# [Problem to work on]
Reproduce all the data verbatim.

____________________

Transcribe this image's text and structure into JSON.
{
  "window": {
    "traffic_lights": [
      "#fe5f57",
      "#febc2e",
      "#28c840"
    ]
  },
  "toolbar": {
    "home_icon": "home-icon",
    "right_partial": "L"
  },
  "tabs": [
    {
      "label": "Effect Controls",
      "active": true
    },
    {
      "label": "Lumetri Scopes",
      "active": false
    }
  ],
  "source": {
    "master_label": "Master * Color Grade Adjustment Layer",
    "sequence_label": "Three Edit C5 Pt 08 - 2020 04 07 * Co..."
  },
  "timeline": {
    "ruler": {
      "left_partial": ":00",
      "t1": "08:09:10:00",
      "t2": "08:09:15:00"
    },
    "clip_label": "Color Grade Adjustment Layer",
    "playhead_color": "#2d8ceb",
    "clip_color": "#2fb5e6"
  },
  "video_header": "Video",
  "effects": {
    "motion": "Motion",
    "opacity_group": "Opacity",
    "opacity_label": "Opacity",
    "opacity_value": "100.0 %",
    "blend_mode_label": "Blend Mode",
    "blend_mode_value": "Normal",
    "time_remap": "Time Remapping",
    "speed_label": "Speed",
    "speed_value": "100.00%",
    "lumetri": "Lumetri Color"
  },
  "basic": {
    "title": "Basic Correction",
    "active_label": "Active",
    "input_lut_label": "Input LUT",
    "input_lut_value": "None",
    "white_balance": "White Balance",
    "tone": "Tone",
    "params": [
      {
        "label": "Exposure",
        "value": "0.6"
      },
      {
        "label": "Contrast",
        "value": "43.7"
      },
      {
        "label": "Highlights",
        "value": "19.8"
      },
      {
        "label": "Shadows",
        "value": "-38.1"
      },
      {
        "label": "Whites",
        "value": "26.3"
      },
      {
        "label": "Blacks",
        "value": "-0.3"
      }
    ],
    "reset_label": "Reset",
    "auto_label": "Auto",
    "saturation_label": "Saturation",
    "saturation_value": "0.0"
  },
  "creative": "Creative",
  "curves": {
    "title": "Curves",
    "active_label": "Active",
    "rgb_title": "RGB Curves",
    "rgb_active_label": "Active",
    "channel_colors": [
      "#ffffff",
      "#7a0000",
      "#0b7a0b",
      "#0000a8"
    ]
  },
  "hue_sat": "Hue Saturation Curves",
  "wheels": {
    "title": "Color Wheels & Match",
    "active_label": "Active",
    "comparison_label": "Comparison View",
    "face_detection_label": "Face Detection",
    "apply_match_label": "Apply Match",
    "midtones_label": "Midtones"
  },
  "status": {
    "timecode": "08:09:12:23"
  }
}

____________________

# [Response to the exercise]
Transcribe this image's text and structure into JSON.
{
  "window": {
    "traffic_lights": [
      "#fe5f57",
      "#febc2e",
      "#28c840"
    ]
  },
  "toolbar": {
    "home_icon": "home-icon",
    "right_partial": "L"
  },
  "tabs": [
    {
      "label": "Effect Controls",
      "active": true
    },
    {
      "label": "Lumetri Scopes",
      "active": false
    }
  ],
  "source": {
    "master_label": "Master * Color Grade Adjustment Layer",
    "sequence_label": "Three Edit C5 Pt 08 - 2020 04 07 * Co..."
  },
  "timeline": {
    "ruler": {
      "left_partial": ":00",
      "t1": "08:09:10:00",
      "t2": "08:09:15:00"
    },
    "clip_label": "Color Grade Adjustment Layer",
    "playhead_color": "#2d8ceb",
    "clip_color": "#2fb5e6"
  },
  "video_header": "Video",
  "effects": {
    "motion": "Motion",
    "opacity_group": "Opacity",
    "opacity_label": "Opacity",
    "opacity_value": "100.0 %",
    "blend_mode_label": "Blend Mode",
    "blend_mode_value": "Normal",
    "time_remap": "Time Remapping",
    "speed_label": "Speed",
    "speed_value": "100.00%",
    "lumetri": "Lumetri Color"
  },
  "basic": {
    "title": "Basic Correction",
    "active_label": "Active",
    "input_lut_label": "Input LUT",
    "input_lut_value": "None",
    "white_balance": "White Balance",
    "tone": "Tone",
    "params": [
      {
        "label": "Exposure",
        "value": "0.6"
      },
      {
        "label": "Contrast",
        "value": "43.7"
      },
      {
        "label": "Highlights",
        "value": "19.8"
      },
      {
        "label": "Shadows",
        "value": "-38.1"
      },
      {
        "label": "Whites",
        "value": "26.3"
      },
      {
        "label": "Blacks",
        "value": "-0.3"
      }
    ],
    "reset_label": "Reset",
    "auto_label": "Auto",
    "saturation_label": "Saturation",
    "saturation_value": "0.0"
  },
  "creative": "Creative",
  "curves": {
    "title": "Curves",
    "active_label": "Active",
    "rgb_title": "RGB Curves",
    "rgb_active_label": "Active",
    "channel_colors": [
      "#ffffff",
      "#7a0000",
      "#0b7a0b",
      "#0000a8"
    ]
  },
  "hue_sat": "Hue Saturation Curves",
  "wheels": {
    "title": "Color Wheels & Match",
    "active_label": "Active",
    "comparison_label": "Comparison View",
    "face_detection_label": "Face Detection",
    "apply_match_label": "Apply Match",
    "midtones_label": "Midtones"
  },
  "status": {
    "timecode": "08:09:12:23"
  }
}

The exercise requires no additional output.